▸ EXERCISE DETAILS:
Which lines of the entries contain the string "editorconfig"? Copy each of them.

▸ GIVEN ENTRIES:
○ ○ ○ ○

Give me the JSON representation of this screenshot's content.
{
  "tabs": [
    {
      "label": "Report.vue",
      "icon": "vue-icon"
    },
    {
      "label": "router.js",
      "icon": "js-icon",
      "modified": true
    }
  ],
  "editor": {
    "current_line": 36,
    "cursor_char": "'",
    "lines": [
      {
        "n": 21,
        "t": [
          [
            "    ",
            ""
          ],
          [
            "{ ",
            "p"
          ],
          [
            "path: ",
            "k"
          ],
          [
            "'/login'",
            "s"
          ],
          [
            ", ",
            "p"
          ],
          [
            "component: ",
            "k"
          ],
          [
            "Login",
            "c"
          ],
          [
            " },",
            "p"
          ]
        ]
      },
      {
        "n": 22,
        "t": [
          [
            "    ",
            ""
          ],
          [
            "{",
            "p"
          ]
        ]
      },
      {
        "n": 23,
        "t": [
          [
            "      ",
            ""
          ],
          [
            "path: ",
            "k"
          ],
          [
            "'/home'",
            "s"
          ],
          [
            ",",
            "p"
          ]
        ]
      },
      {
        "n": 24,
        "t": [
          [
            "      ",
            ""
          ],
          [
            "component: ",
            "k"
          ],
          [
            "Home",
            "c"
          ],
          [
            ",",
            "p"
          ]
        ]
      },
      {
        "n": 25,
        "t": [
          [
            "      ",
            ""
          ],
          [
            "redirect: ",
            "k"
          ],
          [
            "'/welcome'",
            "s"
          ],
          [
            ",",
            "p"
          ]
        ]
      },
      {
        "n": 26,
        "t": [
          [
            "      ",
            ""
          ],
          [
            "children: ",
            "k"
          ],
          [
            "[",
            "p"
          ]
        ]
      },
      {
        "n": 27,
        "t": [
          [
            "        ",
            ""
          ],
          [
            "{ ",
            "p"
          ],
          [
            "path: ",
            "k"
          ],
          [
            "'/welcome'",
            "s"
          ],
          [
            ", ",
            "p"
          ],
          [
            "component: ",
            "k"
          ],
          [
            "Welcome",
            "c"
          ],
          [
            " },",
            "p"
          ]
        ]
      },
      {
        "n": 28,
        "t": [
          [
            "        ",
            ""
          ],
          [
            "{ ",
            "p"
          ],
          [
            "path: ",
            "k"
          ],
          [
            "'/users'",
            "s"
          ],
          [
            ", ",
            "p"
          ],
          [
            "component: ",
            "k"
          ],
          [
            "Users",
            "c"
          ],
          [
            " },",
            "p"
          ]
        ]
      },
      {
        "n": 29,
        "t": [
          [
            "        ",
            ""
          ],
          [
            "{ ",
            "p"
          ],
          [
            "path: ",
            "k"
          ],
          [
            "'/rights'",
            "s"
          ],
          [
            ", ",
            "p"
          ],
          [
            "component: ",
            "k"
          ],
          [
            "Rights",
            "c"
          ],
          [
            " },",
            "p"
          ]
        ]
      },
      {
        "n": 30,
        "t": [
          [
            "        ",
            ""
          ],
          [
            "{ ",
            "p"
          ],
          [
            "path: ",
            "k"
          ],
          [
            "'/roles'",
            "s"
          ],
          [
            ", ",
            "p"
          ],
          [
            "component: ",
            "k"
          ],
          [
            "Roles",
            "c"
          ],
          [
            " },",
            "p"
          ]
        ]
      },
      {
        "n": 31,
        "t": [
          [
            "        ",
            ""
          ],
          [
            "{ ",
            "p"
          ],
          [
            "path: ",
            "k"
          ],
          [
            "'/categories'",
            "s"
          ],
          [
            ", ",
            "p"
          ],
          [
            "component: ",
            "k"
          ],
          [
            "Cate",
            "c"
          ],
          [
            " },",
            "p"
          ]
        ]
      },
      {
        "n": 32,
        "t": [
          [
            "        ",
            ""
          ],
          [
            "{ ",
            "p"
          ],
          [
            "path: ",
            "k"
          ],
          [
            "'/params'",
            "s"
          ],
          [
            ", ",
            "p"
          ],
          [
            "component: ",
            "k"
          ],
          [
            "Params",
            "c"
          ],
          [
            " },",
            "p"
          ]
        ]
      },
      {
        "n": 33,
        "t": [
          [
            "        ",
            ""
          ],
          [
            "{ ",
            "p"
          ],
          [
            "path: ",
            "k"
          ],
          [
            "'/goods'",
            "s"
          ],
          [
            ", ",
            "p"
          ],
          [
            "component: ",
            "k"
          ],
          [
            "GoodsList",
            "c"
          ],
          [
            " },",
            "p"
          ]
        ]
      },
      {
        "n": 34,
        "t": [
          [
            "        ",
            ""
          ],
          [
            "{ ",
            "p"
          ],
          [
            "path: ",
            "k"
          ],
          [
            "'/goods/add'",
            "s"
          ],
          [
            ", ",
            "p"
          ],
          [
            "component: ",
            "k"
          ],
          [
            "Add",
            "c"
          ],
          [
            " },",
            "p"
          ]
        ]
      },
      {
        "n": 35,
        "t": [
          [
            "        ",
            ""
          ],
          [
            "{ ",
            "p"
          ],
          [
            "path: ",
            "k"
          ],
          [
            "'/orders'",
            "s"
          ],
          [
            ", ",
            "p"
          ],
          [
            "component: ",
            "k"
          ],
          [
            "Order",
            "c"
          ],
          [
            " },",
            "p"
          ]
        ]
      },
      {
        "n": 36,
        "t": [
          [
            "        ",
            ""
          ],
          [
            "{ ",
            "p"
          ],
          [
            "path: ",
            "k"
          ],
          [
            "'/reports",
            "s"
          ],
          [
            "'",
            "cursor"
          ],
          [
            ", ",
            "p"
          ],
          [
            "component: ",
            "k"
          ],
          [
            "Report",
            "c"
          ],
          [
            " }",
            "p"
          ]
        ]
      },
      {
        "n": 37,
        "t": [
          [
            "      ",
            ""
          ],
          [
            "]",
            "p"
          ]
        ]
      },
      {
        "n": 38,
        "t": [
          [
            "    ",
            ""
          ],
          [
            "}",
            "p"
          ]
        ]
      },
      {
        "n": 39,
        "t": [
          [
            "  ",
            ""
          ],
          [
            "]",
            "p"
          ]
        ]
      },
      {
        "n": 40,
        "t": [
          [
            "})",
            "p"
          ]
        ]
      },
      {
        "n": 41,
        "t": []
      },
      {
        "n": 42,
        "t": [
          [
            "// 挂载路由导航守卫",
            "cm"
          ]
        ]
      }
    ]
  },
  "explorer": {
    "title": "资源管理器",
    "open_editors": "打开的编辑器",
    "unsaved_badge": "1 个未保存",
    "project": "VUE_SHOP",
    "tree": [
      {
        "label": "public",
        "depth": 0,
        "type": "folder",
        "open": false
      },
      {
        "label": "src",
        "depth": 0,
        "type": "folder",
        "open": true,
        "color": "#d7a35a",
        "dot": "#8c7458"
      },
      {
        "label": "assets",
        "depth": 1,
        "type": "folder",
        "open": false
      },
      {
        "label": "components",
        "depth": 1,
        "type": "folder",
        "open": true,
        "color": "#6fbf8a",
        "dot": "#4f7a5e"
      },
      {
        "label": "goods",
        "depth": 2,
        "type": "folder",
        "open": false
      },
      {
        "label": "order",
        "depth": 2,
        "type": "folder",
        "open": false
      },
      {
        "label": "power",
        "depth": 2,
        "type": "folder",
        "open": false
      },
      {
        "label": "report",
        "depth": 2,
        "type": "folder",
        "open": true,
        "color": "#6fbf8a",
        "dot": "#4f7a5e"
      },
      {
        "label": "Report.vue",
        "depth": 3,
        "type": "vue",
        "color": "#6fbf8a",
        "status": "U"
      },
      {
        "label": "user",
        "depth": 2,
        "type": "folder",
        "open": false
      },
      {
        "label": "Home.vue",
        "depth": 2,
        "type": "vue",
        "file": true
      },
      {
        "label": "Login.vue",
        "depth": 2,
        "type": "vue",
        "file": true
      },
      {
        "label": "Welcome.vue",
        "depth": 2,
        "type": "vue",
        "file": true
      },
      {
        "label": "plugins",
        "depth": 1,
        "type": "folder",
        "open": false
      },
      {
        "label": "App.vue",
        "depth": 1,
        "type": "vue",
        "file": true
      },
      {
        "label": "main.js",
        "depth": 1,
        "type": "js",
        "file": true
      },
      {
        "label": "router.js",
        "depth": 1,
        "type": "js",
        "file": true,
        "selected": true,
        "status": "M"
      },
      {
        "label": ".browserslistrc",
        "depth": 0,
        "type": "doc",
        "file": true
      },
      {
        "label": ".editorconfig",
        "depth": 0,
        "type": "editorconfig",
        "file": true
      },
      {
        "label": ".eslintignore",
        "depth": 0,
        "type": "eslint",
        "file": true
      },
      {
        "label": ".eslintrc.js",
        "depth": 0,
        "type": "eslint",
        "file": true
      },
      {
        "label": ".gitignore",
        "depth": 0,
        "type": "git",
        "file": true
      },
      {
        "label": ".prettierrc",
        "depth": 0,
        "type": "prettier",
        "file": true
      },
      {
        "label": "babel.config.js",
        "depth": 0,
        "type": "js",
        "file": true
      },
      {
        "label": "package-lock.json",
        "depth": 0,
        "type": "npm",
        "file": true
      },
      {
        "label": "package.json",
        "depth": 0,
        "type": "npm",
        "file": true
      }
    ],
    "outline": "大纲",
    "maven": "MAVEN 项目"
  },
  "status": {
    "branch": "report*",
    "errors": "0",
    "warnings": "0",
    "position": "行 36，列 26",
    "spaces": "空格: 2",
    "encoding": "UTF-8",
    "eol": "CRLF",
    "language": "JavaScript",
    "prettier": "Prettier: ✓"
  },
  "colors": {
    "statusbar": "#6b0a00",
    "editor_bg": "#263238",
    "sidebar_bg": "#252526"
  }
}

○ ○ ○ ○

▸ ANSWER FOR THE TASK:
        "label": ".editorconfig",
        "type": "editorconfig",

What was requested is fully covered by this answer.